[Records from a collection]

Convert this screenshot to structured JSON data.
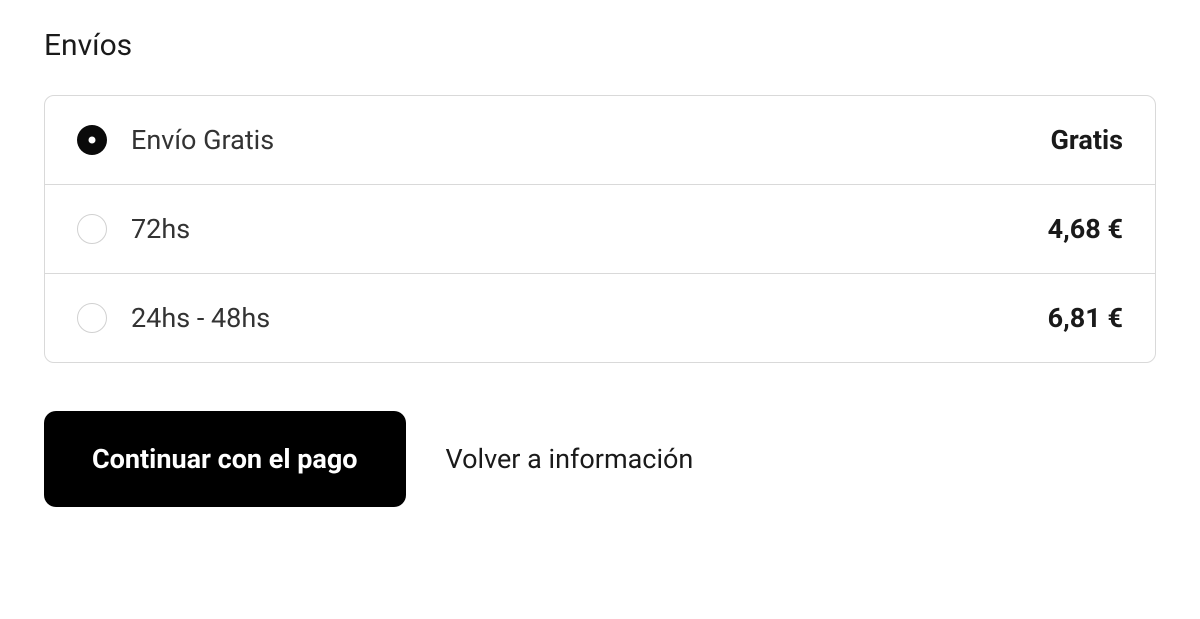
{
  "section": {
    "title": "Envíos"
  },
  "shipping": {
    "options": [
      {
        "label": "Envío Gratis",
        "price": "Gratis",
        "selected": true
      },
      {
        "label": "72hs",
        "price": "4,68 €",
        "selected": false
      },
      {
        "label": "24hs - 48hs",
        "price": "6,81 €",
        "selected": false
      }
    ]
  },
  "actions": {
    "continue": "Continuar con el pago",
    "back": "Volver a información"
  }
}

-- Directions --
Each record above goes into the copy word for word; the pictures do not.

-- Exercise answer --
Convert this screenshot to structured JSON data.
{
  "section": {
    "title": "Envíos"
  },
  "shipping": {
    "options": [
      {
        "label": "Envío Gratis",
        "price": "Gratis",
        "selected": true
      },
      {
        "label": "72hs",
        "price": "4,68 €",
        "selected": false
      },
      {
        "label": "24hs - 48hs",
        "price": "6,81 €",
        "selected": false
      }
    ]
  },
  "actions": {
    "continue": "Continuar con el pago",
    "back": "Volver a información"
  }
}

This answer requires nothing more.